DATA FOR THIS EXERCISE ▸

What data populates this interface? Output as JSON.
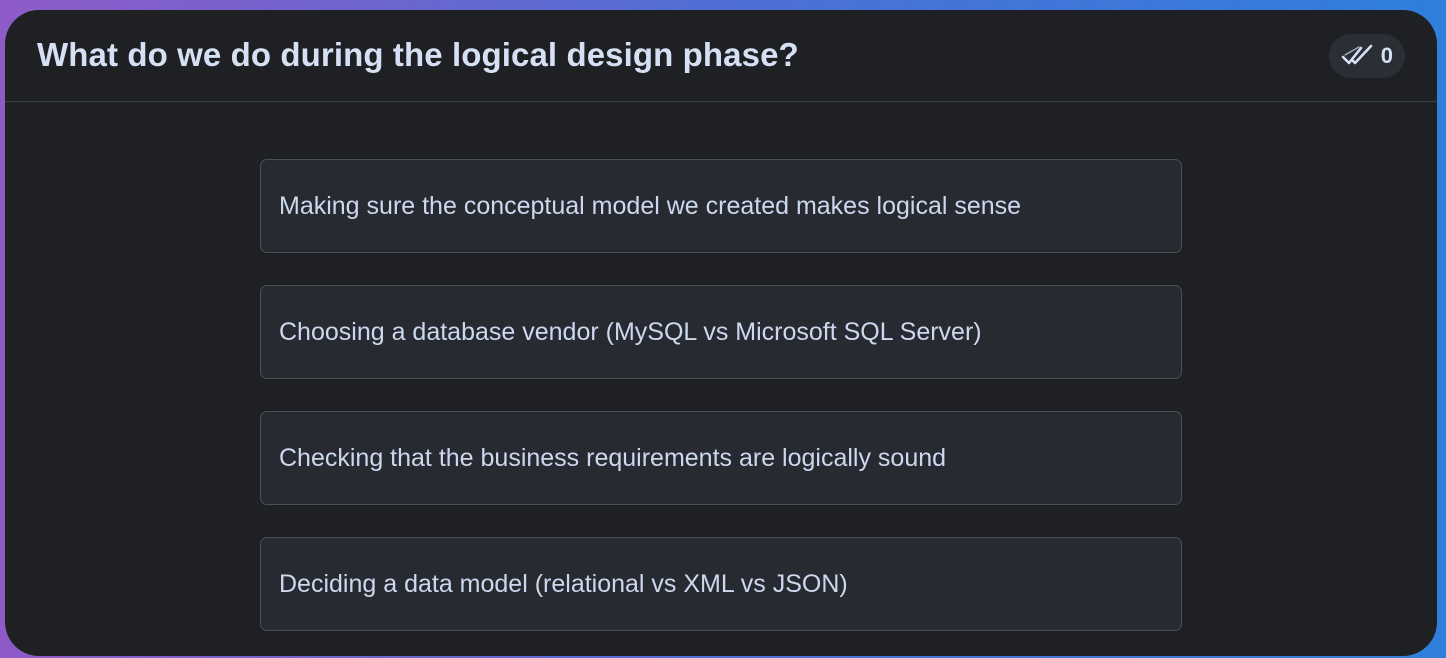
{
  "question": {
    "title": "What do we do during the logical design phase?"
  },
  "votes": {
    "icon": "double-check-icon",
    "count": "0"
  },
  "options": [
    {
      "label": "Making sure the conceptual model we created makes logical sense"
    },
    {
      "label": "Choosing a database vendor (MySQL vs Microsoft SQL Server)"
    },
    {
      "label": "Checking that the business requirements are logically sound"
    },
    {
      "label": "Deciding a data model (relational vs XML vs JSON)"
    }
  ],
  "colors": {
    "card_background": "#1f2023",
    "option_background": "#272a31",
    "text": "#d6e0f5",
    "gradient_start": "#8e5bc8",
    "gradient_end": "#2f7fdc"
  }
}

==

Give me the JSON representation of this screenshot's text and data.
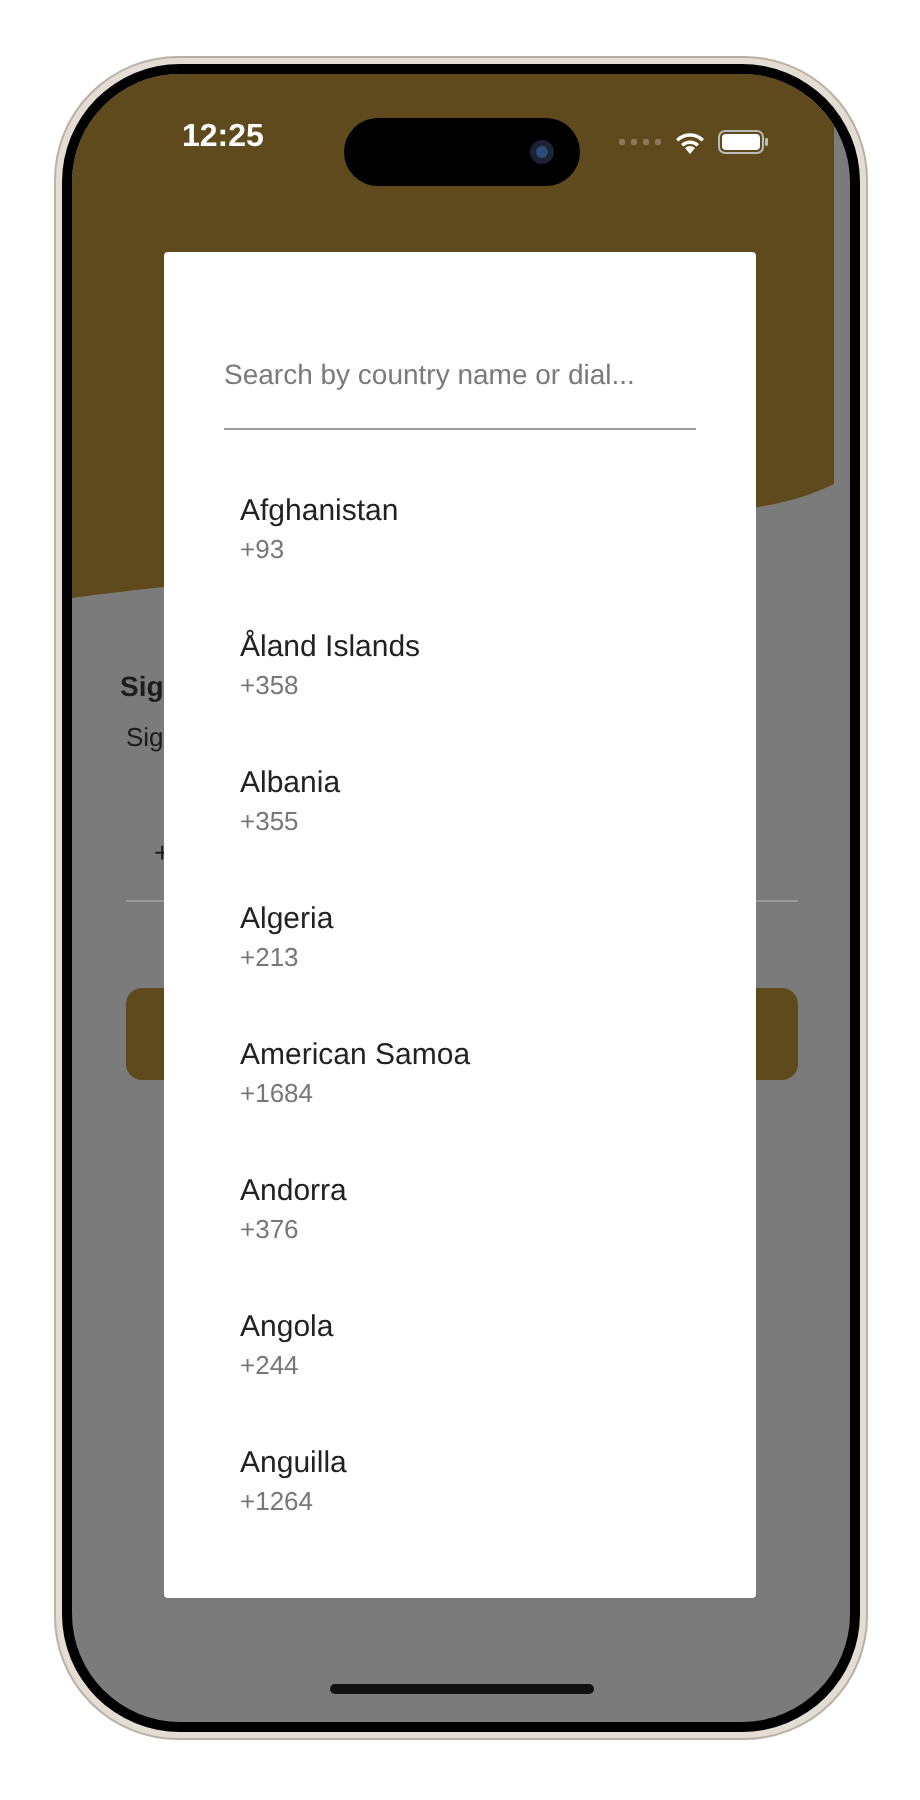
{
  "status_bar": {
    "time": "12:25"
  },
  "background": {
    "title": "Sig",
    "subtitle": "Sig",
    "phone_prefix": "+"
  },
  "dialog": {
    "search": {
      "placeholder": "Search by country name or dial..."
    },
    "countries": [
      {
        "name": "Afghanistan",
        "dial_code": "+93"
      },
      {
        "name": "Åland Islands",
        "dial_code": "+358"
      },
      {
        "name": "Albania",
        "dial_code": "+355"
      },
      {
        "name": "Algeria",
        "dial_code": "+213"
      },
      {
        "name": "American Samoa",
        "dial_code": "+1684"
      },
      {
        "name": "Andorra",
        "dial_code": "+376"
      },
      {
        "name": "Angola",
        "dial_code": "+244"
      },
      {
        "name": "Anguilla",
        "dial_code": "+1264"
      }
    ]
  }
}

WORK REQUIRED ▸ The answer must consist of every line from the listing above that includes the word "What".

COMPLETED TASK ▸
What data populates this interface? Output as JSON.
    "title": "What do we do during the logical design phase?"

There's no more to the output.